(Beginning of Provided data)
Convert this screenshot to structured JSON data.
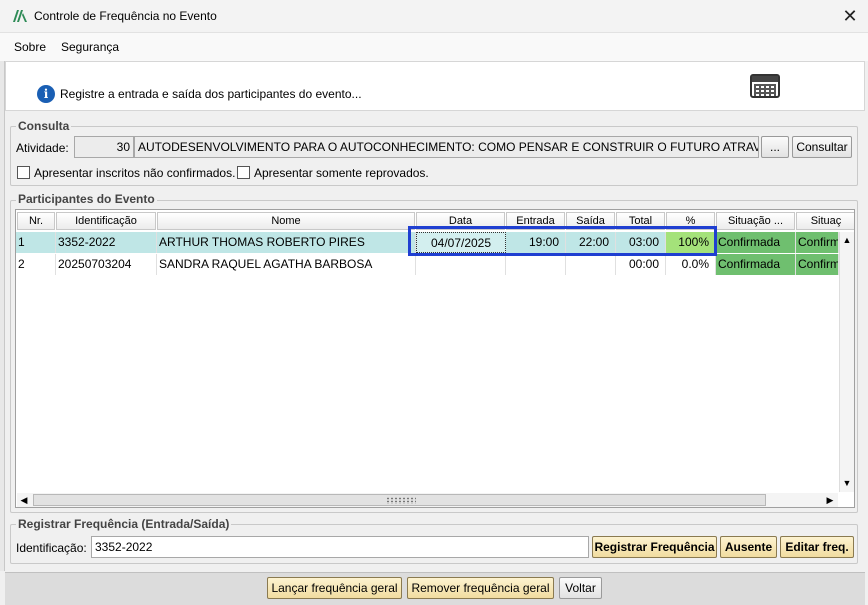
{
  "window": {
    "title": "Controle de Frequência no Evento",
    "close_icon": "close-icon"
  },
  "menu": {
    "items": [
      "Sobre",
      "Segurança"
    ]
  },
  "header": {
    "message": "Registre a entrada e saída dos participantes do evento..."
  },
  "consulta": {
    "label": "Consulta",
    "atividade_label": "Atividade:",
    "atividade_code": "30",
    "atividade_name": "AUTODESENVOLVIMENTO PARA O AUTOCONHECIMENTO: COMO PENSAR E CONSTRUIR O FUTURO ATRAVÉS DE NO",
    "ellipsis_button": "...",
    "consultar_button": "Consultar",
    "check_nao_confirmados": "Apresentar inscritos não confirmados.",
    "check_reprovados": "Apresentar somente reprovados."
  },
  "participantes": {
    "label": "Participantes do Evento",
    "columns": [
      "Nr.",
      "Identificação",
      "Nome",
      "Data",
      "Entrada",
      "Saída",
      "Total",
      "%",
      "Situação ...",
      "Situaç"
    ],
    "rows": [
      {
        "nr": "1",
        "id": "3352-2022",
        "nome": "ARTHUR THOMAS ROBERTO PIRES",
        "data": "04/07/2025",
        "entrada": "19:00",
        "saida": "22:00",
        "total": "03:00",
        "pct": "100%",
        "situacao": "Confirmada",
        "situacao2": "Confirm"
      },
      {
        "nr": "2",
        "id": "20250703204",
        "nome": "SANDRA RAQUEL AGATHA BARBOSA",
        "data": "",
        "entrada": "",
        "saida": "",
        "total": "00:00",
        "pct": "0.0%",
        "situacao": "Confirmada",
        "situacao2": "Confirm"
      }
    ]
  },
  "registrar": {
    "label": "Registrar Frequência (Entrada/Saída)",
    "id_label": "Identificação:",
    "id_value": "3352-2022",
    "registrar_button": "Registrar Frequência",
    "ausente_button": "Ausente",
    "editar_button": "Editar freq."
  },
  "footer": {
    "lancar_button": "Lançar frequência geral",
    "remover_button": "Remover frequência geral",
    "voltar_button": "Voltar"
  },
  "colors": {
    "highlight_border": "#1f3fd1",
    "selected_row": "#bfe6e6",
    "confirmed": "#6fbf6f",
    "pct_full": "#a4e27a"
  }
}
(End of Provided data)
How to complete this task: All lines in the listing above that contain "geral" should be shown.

Exercise result:
    "lancar_button": "Lançar frequência geral",
    "remover_button": "Remover frequência geral",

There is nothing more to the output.